Task description
Exactly what is written in the records below should be returned, minus the images.

Web page and app entries:
Segment Open

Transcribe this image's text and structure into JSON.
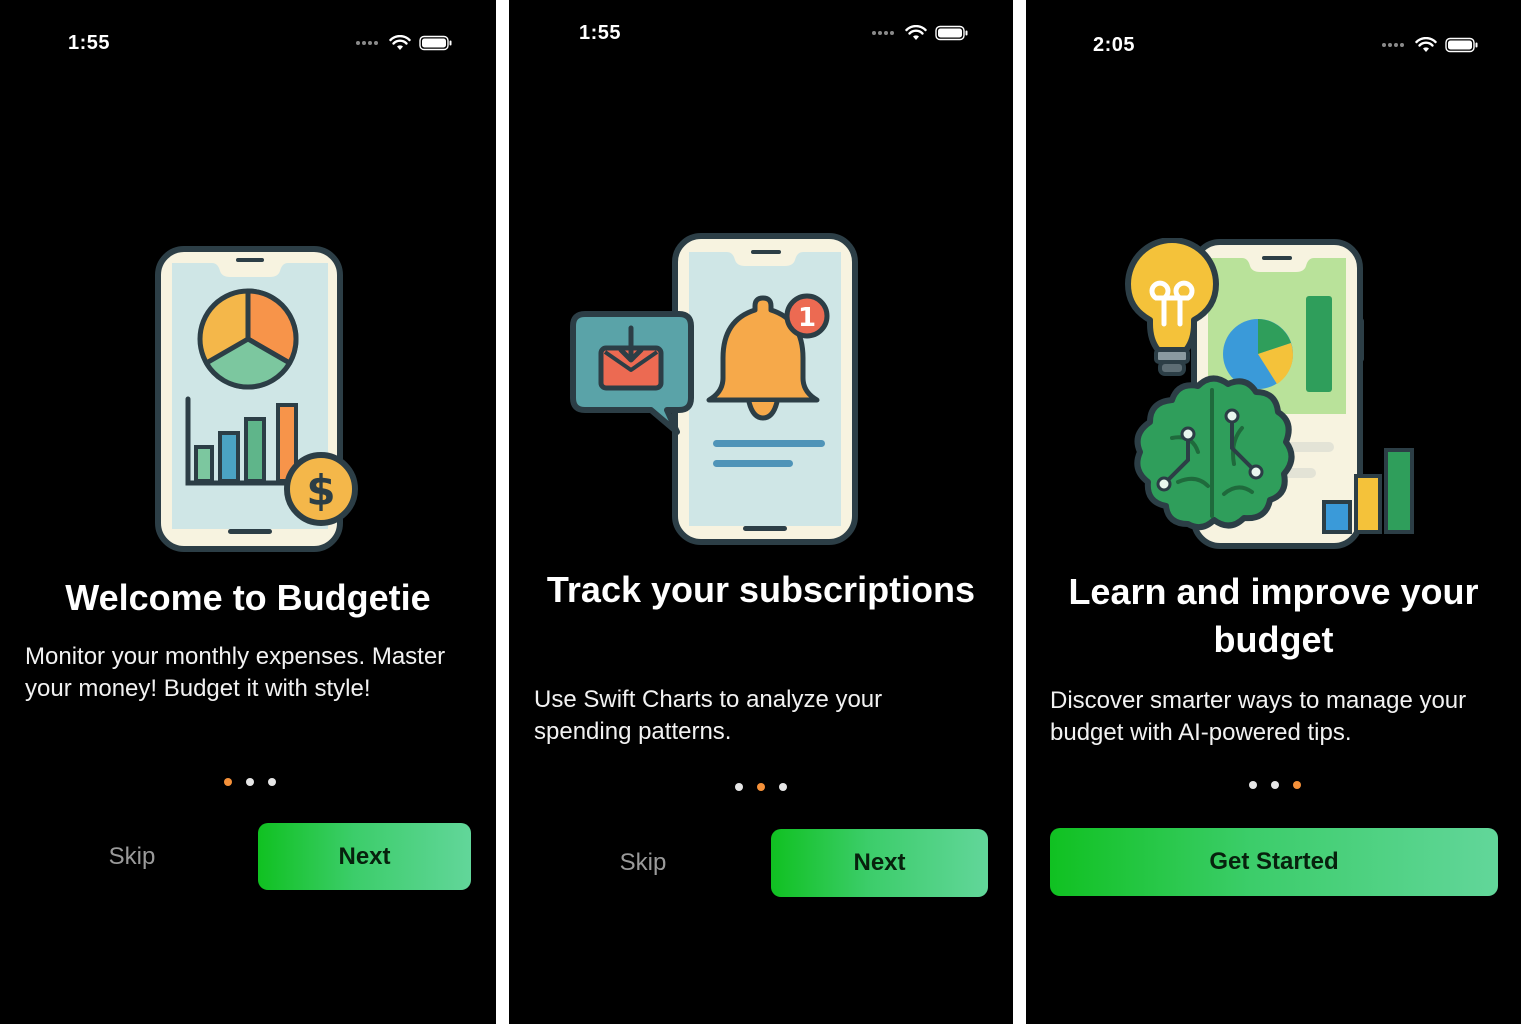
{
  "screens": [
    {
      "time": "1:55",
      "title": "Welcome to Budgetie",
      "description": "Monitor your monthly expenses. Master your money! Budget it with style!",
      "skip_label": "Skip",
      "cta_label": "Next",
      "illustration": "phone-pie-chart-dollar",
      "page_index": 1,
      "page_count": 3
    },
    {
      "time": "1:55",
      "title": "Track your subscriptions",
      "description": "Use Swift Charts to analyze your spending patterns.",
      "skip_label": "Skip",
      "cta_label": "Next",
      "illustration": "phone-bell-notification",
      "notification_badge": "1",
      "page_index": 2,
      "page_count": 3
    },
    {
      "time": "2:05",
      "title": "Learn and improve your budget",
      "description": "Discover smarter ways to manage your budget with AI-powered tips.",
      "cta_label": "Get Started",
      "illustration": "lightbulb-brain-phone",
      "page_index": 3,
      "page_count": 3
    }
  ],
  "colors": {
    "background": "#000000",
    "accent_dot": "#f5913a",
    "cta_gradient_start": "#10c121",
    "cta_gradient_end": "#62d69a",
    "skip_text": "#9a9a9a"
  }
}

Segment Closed

Your solution
Transcribe this image's text and structure into JSON.
{
  "screens": [
    {
      "time": "1:55",
      "title": "Welcome to Budgetie",
      "description": "Monitor your monthly expenses. Master your money! Budget it with style!",
      "skip_label": "Skip",
      "cta_label": "Next",
      "illustration": "phone-pie-chart-dollar",
      "page_index": 1,
      "page_count": 3
    },
    {
      "time": "1:55",
      "title": "Track your subscriptions",
      "description": "Use Swift Charts to analyze your spending patterns.",
      "skip_label": "Skip",
      "cta_label": "Next",
      "illustration": "phone-bell-notification",
      "notification_badge": "1",
      "page_index": 2,
      "page_count": 3
    },
    {
      "time": "2:05",
      "title": "Learn and improve your budget",
      "description": "Discover smarter ways to manage your budget with AI-powered tips.",
      "cta_label": "Get Started",
      "illustration": "lightbulb-brain-phone",
      "page_index": 3,
      "page_count": 3
    }
  ],
  "colors": {
    "background": "#000000",
    "accent_dot": "#f5913a",
    "cta_gradient_start": "#10c121",
    "cta_gradient_end": "#62d69a",
    "skip_text": "#9a9a9a"
  }
}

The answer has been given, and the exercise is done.